**Task:**
From the records, pick out and copy each line containing "document".

**Extracted records:**
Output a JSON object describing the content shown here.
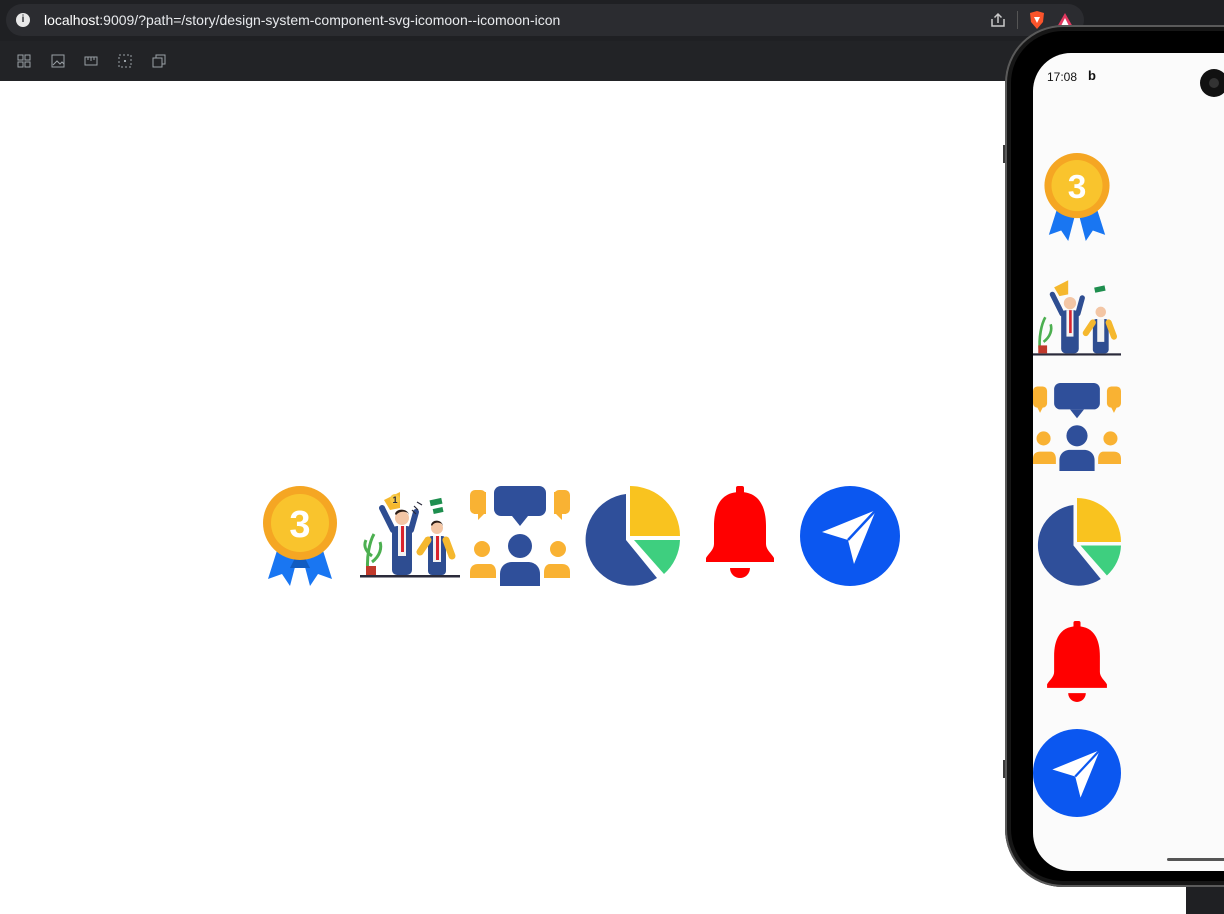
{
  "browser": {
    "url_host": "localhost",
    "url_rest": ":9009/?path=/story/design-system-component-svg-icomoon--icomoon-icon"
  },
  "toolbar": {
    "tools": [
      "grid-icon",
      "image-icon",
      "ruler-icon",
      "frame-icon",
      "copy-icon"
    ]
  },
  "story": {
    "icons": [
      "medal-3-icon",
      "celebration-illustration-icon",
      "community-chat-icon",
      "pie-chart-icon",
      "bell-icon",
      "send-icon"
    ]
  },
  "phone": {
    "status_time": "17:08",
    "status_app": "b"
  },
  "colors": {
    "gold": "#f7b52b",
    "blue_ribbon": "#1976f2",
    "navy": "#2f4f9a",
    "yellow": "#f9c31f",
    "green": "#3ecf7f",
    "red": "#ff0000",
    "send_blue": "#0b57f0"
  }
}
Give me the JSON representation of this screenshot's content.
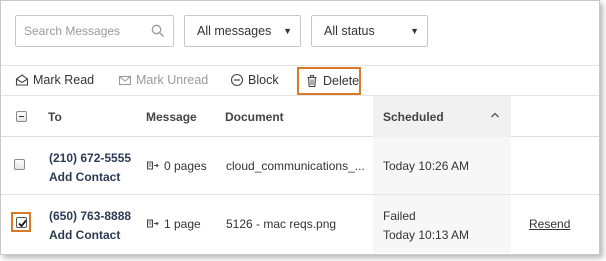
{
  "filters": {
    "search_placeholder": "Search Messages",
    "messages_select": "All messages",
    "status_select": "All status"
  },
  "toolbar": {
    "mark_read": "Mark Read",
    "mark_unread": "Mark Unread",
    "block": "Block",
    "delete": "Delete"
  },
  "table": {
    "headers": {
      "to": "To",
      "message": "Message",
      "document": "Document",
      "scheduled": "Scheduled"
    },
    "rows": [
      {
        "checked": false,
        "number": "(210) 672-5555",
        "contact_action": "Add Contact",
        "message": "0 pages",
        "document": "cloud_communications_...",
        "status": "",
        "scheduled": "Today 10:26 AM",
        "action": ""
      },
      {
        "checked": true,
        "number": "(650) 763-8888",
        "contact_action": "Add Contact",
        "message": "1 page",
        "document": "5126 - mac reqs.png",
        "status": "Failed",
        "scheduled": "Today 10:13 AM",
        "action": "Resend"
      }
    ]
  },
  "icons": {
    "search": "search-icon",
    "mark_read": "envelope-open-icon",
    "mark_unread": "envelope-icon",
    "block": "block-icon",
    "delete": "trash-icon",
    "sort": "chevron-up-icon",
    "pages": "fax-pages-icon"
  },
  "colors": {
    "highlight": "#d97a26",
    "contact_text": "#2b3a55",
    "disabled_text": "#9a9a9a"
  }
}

**Solution to the problem:**
      "document": "Document",
        "document": "cloud_communications_...",
        "document": "5126 - mac reqs.png",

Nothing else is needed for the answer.